**EXERCISE MATERIAL**
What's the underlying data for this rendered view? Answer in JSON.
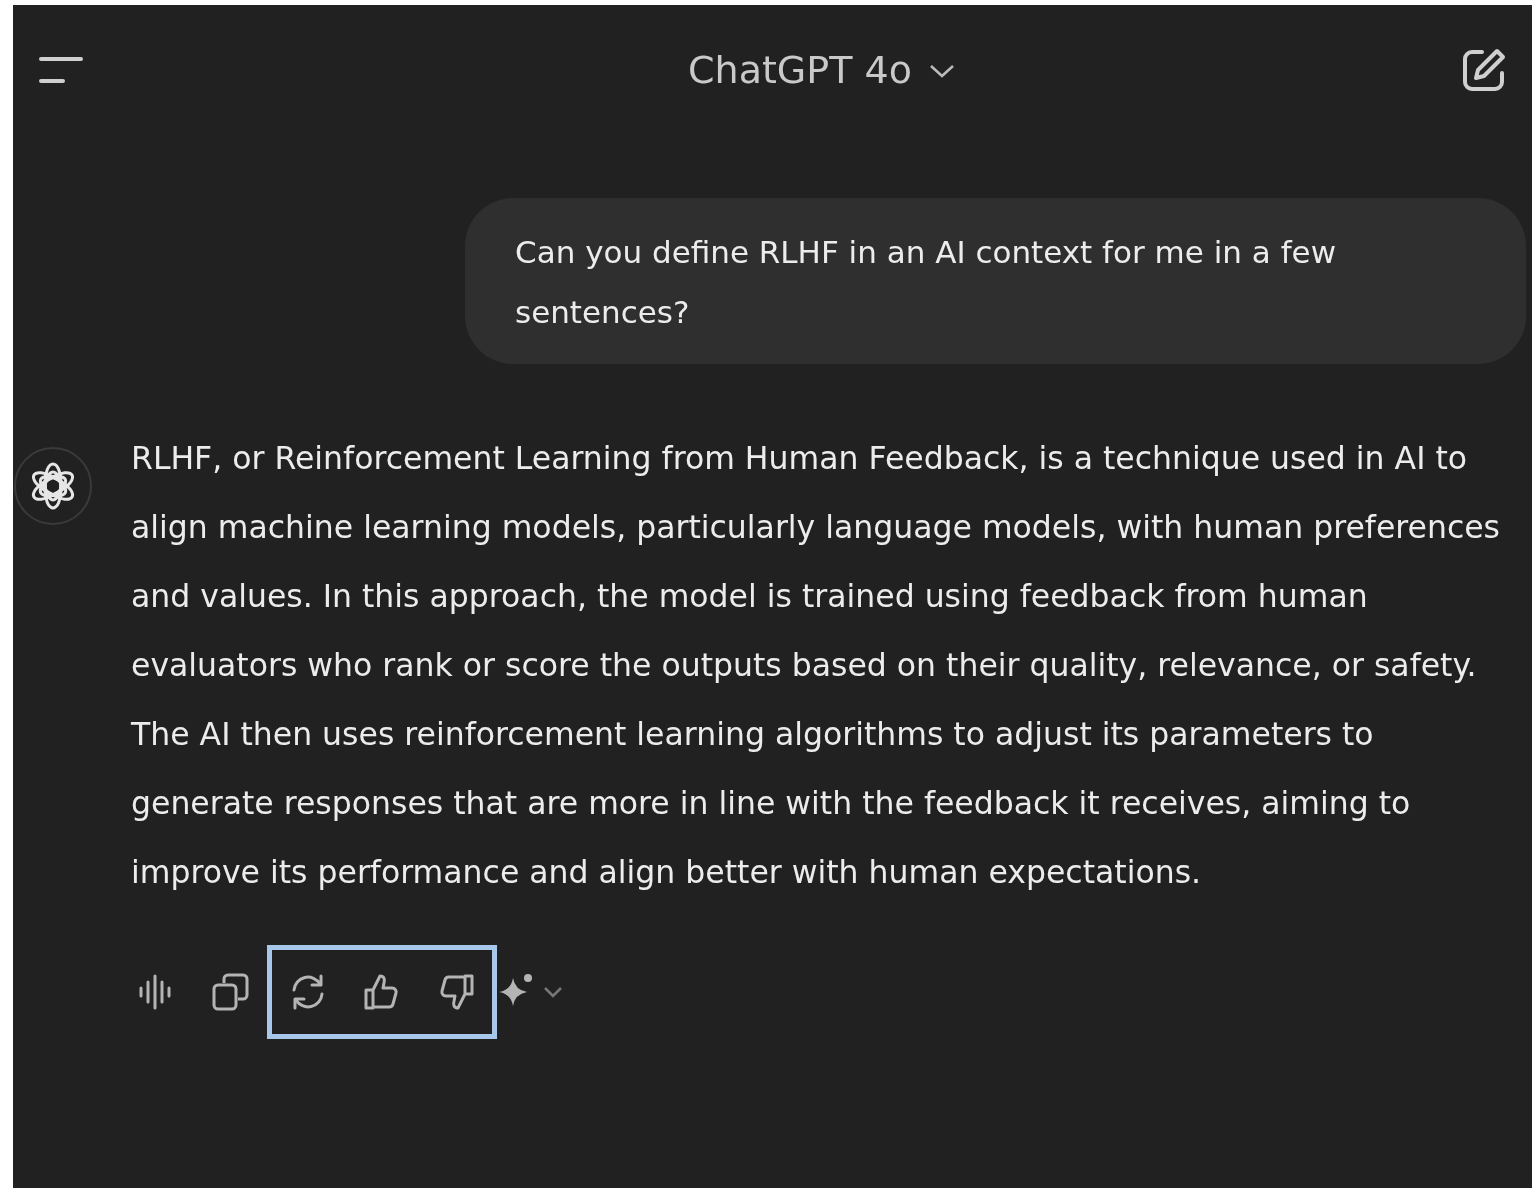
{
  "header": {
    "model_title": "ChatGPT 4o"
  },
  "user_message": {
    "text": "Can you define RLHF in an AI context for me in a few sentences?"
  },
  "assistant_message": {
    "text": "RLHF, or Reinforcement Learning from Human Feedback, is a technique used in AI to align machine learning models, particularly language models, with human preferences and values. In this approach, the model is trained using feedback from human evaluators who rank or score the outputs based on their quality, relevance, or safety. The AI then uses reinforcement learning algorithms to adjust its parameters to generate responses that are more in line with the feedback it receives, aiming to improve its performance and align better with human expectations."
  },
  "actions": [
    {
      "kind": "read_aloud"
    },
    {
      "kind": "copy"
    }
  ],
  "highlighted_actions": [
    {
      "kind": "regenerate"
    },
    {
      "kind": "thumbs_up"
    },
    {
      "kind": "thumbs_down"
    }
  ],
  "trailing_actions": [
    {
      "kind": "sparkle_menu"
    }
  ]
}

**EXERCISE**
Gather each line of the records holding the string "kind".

**OUTPUT OF THE TASK**
      "kind": "read_aloud"
      "kind": "copy"
      "kind": "regenerate"
      "kind": "thumbs_up"
      "kind": "thumbs_down"
      "kind": "sparkle_menu"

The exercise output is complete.